Findings from prior studies regarding the relationship between government corporate social responsibility (CSR) initiatives and firm CSR performance have been mixed. To address this research gap, we developed a dual-agency model incorporating both public agents (government officials) and private agents (corporate CEOs) to investigate when firms respond to government initiatives by increasing their CSR. We tested our model in a sample of 746 Chinese listed firms during the period 2009–2014 when a national CSR initiative, the Twelfth Five-Year Plan, took place. Our results show that firms responded positively to the plan by increasing their CSR performance, but their response varied according to the incentives of both public and private CSR agents. Firms were more likely to increase CSR when public agents were more motivated to seek promotion to the central government or when private agents had greater concerns for legitimacy.
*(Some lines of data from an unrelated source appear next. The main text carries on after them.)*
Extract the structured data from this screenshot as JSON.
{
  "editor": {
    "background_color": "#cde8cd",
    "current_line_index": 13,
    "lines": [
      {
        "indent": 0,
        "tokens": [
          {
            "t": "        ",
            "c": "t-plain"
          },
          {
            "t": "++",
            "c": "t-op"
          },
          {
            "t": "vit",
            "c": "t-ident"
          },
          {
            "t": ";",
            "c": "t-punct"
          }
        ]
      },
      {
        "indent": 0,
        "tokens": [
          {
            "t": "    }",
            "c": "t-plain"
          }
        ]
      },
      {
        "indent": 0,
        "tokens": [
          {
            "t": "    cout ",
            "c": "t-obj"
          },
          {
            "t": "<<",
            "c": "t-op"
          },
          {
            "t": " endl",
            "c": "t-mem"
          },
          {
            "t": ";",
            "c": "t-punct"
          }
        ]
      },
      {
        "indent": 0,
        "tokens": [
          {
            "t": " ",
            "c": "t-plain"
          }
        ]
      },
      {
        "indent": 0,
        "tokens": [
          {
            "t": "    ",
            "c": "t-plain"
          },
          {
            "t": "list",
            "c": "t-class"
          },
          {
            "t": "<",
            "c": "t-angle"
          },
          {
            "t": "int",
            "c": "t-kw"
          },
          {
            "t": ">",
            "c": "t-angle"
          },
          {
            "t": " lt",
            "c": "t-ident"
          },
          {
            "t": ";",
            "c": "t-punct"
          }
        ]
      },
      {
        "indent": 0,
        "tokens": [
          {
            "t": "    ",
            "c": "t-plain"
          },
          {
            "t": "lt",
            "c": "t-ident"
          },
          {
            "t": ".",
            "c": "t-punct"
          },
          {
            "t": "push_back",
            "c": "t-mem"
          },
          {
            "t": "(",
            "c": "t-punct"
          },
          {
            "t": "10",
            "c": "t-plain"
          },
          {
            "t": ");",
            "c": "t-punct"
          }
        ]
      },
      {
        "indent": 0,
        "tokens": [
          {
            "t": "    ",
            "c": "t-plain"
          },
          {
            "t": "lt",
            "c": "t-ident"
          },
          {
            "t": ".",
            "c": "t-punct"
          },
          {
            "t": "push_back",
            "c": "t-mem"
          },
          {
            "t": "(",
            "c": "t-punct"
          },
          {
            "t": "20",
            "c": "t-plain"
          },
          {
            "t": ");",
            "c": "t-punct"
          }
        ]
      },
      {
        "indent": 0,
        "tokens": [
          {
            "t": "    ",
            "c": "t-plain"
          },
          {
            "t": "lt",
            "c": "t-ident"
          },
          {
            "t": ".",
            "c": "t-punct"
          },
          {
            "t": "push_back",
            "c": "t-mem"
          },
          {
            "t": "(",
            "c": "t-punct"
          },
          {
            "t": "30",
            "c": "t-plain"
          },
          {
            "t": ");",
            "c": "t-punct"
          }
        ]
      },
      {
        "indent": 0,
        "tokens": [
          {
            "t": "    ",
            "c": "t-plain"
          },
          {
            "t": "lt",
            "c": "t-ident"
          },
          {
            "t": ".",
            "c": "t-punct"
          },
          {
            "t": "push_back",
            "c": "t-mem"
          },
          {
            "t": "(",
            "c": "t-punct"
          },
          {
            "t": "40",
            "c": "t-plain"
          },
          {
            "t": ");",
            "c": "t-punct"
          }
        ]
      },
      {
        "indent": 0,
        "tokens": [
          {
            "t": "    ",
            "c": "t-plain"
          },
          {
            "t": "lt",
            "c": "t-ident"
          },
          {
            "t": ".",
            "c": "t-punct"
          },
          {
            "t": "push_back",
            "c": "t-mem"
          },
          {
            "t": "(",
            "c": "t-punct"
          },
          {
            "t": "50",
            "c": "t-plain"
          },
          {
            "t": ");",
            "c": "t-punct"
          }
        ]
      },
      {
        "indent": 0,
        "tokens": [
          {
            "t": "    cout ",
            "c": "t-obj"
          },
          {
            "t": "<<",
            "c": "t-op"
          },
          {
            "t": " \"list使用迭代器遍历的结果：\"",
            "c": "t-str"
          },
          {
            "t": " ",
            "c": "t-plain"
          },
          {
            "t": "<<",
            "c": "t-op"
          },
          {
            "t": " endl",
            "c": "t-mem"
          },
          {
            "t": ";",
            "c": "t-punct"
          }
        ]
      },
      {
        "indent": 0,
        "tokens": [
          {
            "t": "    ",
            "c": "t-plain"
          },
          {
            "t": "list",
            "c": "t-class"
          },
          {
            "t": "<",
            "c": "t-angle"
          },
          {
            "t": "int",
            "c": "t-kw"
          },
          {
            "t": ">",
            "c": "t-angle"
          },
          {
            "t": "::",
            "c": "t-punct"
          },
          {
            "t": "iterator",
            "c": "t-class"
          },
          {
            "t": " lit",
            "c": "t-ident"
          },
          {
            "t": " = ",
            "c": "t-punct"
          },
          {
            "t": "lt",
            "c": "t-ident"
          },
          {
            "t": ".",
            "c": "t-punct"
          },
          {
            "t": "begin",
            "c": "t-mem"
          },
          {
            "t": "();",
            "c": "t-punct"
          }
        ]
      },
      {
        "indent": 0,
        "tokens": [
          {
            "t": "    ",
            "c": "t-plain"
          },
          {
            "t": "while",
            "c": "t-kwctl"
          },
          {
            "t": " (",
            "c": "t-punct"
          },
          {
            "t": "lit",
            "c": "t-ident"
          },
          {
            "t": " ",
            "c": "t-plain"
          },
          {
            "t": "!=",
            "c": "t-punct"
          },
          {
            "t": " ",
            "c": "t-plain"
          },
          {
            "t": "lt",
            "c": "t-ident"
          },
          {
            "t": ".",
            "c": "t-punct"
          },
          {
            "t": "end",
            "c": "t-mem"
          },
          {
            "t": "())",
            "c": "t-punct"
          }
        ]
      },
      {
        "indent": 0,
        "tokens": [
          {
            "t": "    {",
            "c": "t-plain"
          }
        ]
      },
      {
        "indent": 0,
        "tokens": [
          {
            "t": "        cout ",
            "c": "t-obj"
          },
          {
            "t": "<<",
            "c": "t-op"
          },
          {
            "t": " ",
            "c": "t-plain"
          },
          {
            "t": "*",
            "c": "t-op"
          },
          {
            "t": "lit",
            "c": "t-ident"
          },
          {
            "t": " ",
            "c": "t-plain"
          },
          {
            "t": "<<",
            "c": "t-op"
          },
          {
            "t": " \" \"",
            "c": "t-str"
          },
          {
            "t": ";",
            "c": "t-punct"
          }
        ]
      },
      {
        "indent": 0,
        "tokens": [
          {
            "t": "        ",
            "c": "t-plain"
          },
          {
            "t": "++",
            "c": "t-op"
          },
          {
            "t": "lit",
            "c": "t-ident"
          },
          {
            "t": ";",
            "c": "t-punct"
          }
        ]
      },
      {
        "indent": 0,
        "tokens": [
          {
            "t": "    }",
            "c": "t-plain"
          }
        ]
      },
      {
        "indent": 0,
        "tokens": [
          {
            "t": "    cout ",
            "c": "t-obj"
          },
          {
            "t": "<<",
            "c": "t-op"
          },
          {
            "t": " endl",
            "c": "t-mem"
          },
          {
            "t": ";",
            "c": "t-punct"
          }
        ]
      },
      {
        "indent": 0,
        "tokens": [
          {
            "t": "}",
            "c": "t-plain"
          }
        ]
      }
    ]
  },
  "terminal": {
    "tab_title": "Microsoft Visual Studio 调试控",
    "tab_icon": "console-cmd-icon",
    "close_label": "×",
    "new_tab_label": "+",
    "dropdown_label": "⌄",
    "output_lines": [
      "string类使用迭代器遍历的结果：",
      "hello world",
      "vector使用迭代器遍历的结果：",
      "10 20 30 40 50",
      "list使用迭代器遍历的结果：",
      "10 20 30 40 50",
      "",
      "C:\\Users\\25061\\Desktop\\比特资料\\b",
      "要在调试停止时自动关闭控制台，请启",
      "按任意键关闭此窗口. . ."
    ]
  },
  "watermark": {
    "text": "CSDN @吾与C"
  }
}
Our examination of the role of two different types of CSR agents within institutions contributes to the institutional view of CSR by highlighting the interplay of institutions and human agents in promoting firm CSR. It also advances public policy and managerial practices regarding the development and selection of CSR agents inside and outside firms in a given institutional environment.
- corporate social responsibility
- emerging economies
- institutional theory
- policy environment